ABOUT THIS TASK: Please print each record exactly, omitting none of them.
..........
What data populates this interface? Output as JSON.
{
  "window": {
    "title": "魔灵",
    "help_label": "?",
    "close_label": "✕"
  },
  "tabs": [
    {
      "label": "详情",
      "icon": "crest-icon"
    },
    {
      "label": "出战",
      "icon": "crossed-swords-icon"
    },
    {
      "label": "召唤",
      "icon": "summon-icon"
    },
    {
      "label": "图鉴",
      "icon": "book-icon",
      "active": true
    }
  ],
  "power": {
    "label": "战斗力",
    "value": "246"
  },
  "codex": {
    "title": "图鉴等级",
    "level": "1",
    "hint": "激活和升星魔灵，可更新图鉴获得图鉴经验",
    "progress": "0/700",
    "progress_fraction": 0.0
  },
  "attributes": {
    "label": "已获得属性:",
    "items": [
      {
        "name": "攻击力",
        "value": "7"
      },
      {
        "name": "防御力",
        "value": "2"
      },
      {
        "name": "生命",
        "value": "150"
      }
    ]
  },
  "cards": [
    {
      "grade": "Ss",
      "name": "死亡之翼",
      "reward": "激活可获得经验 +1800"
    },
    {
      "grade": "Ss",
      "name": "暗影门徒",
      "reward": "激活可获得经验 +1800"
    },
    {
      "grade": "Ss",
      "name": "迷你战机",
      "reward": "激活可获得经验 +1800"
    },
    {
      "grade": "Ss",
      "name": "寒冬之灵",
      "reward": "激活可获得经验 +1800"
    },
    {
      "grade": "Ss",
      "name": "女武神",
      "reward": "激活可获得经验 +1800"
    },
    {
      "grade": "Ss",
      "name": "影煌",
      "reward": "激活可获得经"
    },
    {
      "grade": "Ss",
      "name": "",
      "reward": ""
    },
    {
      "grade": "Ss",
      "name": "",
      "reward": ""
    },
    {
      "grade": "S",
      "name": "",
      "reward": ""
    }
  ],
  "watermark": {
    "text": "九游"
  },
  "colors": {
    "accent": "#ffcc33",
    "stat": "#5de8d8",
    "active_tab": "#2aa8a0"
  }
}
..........
ANSWER:
What data populates this interface? Output as JSON.
{
  "window": {
    "title": "魔灵",
    "help_label": "?",
    "close_label": "✕"
  },
  "tabs": [
    {
      "label": "详情",
      "icon": "crest-icon"
    },
    {
      "label": "出战",
      "icon": "crossed-swords-icon"
    },
    {
      "label": "召唤",
      "icon": "summon-icon"
    },
    {
      "label": "图鉴",
      "icon": "book-icon",
      "active": true
    }
  ],
  "power": {
    "label": "战斗力",
    "value": "246"
  },
  "codex": {
    "title": "图鉴等级",
    "level": "1",
    "hint": "激活和升星魔灵，可更新图鉴获得图鉴经验",
    "progress": "0/700",
    "progress_fraction": 0.0
  },
  "attributes": {
    "label": "已获得属性:",
    "items": [
      {
        "name": "攻击力",
        "value": "7"
      },
      {
        "name": "防御力",
        "value": "2"
      },
      {
        "name": "生命",
        "value": "150"
      }
    ]
  },
  "cards": [
    {
      "grade": "Ss",
      "name": "死亡之翼",
      "reward": "激活可获得经验 +1800"
    },
    {
      "grade": "Ss",
      "name": "暗影门徒",
      "reward": "激活可获得经验 +1800"
    },
    {
      "grade": "Ss",
      "name": "迷你战机",
      "reward": "激活可获得经验 +1800"
    },
    {
      "grade": "Ss",
      "name": "寒冬之灵",
      "reward": "激活可获得经验 +1800"
    },
    {
      "grade": "Ss",
      "name": "女武神",
      "reward": "激活可获得经验 +1800"
    },
    {
      "grade": "Ss",
      "name": "影煌",
      "reward": "激活可获得经"
    },
    {
      "grade": "Ss",
      "name": "",
      "reward": ""
    },
    {
      "grade": "Ss",
      "name": "",
      "reward": ""
    },
    {
      "grade": "S",
      "name": "",
      "reward": ""
    }
  ],
  "watermark": {
    "text": "九游"
  },
  "colors": {
    "accent": "#ffcc33",
    "stat": "#5de8d8",
    "active_tab": "#2aa8a0"
  }
}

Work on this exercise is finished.